Now, consider a reduction $$A$$ that works as you propose, by always “plugging in” its external challenge $$y=f(x)$$ in the first position, letting $$y_1=y$$, and choosing the rest of $$Y$$ itself.

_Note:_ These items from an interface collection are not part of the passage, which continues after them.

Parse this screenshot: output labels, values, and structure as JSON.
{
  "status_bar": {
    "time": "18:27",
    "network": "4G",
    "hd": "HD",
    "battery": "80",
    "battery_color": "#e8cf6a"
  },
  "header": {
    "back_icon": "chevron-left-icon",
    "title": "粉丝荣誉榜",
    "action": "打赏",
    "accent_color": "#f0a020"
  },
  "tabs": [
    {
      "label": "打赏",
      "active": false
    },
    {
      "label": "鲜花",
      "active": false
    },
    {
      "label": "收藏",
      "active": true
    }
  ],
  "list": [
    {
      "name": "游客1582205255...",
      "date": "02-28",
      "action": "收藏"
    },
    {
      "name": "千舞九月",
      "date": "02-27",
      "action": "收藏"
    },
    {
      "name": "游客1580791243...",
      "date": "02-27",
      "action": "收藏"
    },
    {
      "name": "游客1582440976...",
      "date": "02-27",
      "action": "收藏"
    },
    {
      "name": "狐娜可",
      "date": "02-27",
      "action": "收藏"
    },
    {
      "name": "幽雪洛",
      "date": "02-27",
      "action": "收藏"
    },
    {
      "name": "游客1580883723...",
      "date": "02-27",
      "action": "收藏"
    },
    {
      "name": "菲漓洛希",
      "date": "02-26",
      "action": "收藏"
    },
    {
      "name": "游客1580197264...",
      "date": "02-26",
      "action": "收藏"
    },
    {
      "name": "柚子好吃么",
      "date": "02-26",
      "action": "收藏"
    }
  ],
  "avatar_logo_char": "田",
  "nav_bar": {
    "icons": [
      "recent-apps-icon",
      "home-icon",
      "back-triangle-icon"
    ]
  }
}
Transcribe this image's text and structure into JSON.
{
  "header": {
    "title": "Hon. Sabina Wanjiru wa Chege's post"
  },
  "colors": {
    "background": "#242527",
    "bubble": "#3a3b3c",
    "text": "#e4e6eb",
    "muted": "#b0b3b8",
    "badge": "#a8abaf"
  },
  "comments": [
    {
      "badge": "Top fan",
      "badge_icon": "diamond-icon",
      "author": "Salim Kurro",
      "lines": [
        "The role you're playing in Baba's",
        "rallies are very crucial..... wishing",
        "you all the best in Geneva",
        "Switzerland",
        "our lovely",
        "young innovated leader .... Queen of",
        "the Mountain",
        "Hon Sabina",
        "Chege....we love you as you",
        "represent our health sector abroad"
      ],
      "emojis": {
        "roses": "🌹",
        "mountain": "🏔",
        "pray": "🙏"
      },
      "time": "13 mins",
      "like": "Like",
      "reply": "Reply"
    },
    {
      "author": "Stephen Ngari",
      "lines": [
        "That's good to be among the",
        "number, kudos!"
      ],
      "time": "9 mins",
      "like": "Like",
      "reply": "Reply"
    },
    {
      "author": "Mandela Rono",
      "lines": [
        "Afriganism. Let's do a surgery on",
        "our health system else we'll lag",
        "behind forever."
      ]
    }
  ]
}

Clearly, $$B$$ outputs the preimage $$F^{-1}(Y)$$ if and only if $$y$$ belongs to the “special” set, which occurs with probability $$\varepsilon(n)$$. Therefore, $$A$$ succeeds in outputting the preimage $$f^{-1}(y)$$ with the same probability $$\varepsilon(n)$$. But this is not enough: we need $$A$$ to succeed with much larger probability $$1-1/p(n)$$.
If $$A$$ repeats its procedure many times, always letting $$y_1=y$$ but changing the other $$y_i$$, the probability of success would not improve: whether $$B$$ inverts $$Y$$ or not depends only on the value of $$y_1=y$$, and this does not change. (Remember, $$A$$ gets only one challenge value $$y$$ and needs to invert on it with high probability.)
The correct reduction and proof circumvents this problem by showing that there must exist some position $$i$$ for which there is a large $$1-1/p(n)$$ fraction of $$y_i$$ such that, if we choose the other $$y_j = f(x_j)$$ at random as described, then $$B$$ inverts on that $$Y$$ with non-negligible probability (over the choice of the $$y_j$$ alone). By guessing such $$i$$ at random (or enumerating all of them) and repeating the core procedure many times, we can ensure a high probability that $$B$$ actually inverts on one of the $$Y$$ we provide it, thereby telling $$A$$ a preimage of $$y$$. (The actual proof does not depend on $$f$$ being injective.)